Starting January 2017 Columbia will teach an Indigenous language for the first time: Nahuatl.

Nahuatl has been spoken in Mexico since at least the seventh century and was the language of the Aztecs. Nahuatl based languages are spoken mostly in rural areas throughout central Mexico and along the coastline. It is estimated that there are currently 1.5 million native Nahuatl speakers. 

The course will be taught by Angel Vicente Ferrer, a native Nahua speaker of the Tepeteno Tlataluquitepec community in Puebla. Ferrer is a PhD student in American Indian Linguistics at the Center for Research and Higher Studies in Social Anthropology (CIESAS- Mexico City). He has taught Nahuatl language courses at Puebla Autonomous University’s Faculty of Arts (BUAP), where he collaborated in the project titled “Linguistic Communities in the City of Puebla,” coordinated by the Linguistics Academic Body. In 2013 he participated in the “Nahua Dialectology” project coordinated by the National Institute of Indigenous Languages in Mexico (INALI).

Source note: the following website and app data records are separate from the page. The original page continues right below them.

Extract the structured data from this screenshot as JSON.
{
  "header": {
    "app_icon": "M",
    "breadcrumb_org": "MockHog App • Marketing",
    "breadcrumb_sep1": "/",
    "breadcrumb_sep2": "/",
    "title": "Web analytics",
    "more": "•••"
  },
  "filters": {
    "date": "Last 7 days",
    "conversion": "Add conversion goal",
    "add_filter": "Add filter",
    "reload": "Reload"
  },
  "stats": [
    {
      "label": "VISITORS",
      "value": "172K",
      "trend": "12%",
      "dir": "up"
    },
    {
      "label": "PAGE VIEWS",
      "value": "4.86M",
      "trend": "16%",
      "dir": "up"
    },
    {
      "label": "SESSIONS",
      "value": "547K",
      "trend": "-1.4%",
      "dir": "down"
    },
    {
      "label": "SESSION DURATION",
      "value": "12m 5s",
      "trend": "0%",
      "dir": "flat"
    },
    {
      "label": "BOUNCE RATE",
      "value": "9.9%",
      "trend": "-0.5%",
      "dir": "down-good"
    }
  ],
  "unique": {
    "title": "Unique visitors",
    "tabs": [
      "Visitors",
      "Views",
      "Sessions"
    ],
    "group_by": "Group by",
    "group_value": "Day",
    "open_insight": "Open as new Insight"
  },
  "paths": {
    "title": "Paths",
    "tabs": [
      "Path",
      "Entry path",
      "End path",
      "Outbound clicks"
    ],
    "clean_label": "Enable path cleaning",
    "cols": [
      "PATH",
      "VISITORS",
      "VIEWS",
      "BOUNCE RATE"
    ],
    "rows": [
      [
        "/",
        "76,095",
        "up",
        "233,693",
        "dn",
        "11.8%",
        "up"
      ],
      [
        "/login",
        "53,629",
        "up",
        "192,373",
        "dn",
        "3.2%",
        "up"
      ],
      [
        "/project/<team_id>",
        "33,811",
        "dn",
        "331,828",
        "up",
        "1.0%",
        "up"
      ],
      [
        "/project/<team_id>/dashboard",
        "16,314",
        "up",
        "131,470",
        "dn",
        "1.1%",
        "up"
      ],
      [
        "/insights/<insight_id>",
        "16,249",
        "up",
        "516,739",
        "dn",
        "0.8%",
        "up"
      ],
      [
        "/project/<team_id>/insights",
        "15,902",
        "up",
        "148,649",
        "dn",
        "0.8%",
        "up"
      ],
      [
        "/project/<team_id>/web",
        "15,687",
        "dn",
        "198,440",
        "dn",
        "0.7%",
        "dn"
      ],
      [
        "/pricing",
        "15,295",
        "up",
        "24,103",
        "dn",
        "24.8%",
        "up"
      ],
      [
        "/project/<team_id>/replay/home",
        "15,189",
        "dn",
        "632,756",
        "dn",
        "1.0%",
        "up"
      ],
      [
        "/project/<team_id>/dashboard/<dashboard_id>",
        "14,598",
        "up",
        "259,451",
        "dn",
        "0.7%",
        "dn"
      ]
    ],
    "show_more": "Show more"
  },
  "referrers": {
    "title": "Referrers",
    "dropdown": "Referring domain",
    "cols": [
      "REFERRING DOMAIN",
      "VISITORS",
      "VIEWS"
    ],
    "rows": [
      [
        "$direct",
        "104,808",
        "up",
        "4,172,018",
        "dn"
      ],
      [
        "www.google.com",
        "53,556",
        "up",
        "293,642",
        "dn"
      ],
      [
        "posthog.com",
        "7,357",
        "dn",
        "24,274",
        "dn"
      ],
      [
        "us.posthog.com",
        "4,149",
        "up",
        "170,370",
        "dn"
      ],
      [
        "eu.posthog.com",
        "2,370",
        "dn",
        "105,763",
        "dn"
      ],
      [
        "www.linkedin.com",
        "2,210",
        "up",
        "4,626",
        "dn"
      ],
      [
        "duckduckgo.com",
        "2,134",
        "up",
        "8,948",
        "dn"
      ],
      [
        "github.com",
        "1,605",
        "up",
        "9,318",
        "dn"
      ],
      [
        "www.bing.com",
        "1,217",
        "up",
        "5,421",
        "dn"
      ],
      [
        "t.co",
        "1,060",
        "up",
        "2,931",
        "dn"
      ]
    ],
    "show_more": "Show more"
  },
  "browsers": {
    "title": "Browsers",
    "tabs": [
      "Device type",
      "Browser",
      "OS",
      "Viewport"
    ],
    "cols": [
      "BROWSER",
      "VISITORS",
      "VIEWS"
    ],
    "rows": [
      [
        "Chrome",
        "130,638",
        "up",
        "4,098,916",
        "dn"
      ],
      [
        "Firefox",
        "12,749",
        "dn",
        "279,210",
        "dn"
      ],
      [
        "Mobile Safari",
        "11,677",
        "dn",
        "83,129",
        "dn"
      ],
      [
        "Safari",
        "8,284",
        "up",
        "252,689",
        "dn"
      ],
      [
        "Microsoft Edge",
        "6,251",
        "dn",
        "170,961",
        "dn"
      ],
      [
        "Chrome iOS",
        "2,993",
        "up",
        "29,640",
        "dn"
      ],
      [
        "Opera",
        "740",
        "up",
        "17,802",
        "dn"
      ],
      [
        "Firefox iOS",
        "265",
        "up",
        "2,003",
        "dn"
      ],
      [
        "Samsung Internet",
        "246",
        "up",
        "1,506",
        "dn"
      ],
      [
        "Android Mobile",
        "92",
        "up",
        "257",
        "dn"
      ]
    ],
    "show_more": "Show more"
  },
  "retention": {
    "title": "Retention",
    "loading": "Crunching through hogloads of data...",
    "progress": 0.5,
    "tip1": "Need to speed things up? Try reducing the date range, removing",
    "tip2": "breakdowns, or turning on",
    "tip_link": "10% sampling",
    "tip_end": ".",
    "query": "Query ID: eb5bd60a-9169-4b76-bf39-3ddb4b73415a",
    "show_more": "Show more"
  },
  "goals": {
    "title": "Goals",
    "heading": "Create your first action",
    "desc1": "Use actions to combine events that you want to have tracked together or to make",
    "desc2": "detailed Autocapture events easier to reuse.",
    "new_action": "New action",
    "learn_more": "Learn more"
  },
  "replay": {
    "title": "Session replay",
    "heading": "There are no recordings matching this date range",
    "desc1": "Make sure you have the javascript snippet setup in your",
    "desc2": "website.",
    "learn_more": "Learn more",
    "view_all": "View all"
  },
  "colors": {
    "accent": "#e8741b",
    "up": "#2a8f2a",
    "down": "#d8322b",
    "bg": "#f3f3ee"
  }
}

The course will be taught Thursdays and Fridays, 10:10-11:25 am.

Click here to learn more.